The all-powerful state now wants in
on male genital mutilation.
(Reason.com) - Can the state of Florida force a mother to have her 4-year-old son circumcised? It seems so.
Last Friday, a Palm Beach County judge told Heather Hironimus to get the boy the circumcision or be jailed. Hironimus refused, hiding out with him in a domestic violence shelter. When they failed to show up for a scheduled court appearance Tuesday, Circuit Judge Jeffrey Dana Gillen signed a warrant for Hironimus' arrest.
What's the state's interest in this boy's foreskin? Hironimus and the boy's father, Dennis Nebus, were never married but share custody of their son. In 2012, they signed a "parenting plan" which specified that he would be circumcised, and Nebus would make the arrangements. But Hironimus later backed out of this part of the plan, and Nebus took her to court.
In Judge Gillen's initial ruling, he found that Hironimus "willfully violated" the parenting plan by refusing to sign the circumcision consent form, which he ordered her to do. A state appellate court upheld the ruling in December. On Friday, Judge Gillen declared Hironimus in contempt of court for continuing to violate the order.
"I will allow her to avoid incarceration or get out of jail if she signs the consent to the procedure," Gillen said.
The parenting plan Hironimus and Nebus agreed to was a formal agreement approved by the court, which makes Hironimus legally bound to follow it. On the one hand, that seems fair—this whole kerfuffle is simply a contract issue. Although as a friend commented on Facebook, it "probably unavoidably implicates the question whether we want legally enforceable contracts to cut children's genitals." Touché.

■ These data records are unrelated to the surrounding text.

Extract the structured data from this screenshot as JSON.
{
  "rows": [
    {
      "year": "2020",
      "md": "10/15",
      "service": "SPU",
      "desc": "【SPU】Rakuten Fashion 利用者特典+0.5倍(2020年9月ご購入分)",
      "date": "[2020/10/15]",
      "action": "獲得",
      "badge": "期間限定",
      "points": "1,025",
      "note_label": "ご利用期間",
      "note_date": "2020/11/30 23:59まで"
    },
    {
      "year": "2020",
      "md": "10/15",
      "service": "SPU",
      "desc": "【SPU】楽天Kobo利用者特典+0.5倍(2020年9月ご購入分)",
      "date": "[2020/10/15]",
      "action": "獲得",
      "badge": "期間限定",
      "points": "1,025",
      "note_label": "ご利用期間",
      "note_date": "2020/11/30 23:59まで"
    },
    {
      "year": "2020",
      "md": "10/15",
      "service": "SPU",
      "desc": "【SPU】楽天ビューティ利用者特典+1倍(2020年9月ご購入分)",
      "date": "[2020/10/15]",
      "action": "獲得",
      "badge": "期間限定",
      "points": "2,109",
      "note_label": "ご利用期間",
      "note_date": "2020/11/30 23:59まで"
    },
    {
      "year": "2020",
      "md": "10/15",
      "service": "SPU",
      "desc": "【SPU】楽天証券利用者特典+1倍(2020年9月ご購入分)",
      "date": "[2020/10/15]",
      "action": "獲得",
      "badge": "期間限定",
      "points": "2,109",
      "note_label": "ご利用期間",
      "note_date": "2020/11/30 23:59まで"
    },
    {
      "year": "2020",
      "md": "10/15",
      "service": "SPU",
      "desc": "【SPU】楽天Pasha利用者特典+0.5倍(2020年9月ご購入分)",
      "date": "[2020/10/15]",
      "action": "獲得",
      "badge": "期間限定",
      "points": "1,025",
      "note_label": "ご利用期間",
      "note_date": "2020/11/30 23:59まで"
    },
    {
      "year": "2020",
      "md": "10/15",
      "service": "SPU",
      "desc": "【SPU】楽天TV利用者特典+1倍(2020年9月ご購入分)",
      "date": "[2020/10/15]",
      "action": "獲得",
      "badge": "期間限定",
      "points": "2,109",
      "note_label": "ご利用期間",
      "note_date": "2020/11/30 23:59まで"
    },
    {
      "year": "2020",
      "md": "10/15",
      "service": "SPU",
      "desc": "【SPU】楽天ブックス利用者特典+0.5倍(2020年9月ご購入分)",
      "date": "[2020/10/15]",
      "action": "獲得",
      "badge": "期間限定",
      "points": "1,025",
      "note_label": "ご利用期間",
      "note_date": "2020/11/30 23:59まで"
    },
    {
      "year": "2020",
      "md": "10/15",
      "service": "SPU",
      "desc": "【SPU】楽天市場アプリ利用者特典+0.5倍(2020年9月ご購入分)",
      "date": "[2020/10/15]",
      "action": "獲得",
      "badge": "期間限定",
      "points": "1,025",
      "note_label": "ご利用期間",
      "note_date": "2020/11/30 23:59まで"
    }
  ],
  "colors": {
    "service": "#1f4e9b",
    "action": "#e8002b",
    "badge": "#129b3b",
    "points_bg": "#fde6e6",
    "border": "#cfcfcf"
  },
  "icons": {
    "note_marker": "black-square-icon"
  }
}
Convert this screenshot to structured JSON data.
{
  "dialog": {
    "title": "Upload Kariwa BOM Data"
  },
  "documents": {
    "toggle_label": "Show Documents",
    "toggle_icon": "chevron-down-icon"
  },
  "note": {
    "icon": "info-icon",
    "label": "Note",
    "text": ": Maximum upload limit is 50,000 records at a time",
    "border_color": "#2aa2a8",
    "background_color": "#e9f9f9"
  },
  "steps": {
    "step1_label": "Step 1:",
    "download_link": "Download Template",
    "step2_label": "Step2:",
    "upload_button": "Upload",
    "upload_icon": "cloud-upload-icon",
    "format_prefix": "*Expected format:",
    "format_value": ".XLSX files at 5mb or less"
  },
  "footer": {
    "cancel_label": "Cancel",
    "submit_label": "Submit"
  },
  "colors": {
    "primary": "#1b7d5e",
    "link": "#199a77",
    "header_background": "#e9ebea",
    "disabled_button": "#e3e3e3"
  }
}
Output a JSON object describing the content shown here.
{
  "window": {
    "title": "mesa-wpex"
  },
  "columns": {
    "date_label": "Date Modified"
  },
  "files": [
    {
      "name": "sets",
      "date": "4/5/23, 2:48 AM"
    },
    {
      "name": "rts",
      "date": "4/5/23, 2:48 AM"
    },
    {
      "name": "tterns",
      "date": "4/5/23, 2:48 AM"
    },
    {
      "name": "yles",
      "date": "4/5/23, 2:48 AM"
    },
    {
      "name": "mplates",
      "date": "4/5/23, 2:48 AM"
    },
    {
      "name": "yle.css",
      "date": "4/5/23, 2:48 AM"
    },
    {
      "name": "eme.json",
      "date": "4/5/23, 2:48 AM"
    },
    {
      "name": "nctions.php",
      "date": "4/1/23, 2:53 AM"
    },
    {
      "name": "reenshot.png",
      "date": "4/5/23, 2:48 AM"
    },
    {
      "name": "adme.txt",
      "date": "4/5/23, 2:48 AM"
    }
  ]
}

Under Florida law, parents must draft a parenting plan "in all cases involving time-sharing with minor child(ren), even when time-sharing is not in dispute." But the plan goes quite beyond time-sharing concerns, requiring parents to seek state approval on everything from "who will be responsible for any and all forms of health care and school-related matters" to "the methods and technologies that the parents will use to communicate with children." Perhaps the better question is why we want mandatory, legally enforceable contracts for most of these matters?
According to the Sun-Sentinel, neither of the parents' positions on circumcision comes from religion. Nebus told the court last year that circumcision is "just the normal thing to do," but he didn't start pressing Hironimus about the procedure until 2013, when the boy began peeing on his leg. Nemus says his son has phimosis, which prevents retraction of the foreskin; Hironimus says no such diagnosis has been made.
In an emergency motion filed last week, Hironimus' lawyer wrote that the 4-year-old "is aware of what is happening and is terrified by the procedure." The motion asked that a mental health professional evaluate the boy and an independent guardian be appointed to represent the boy's interests in court.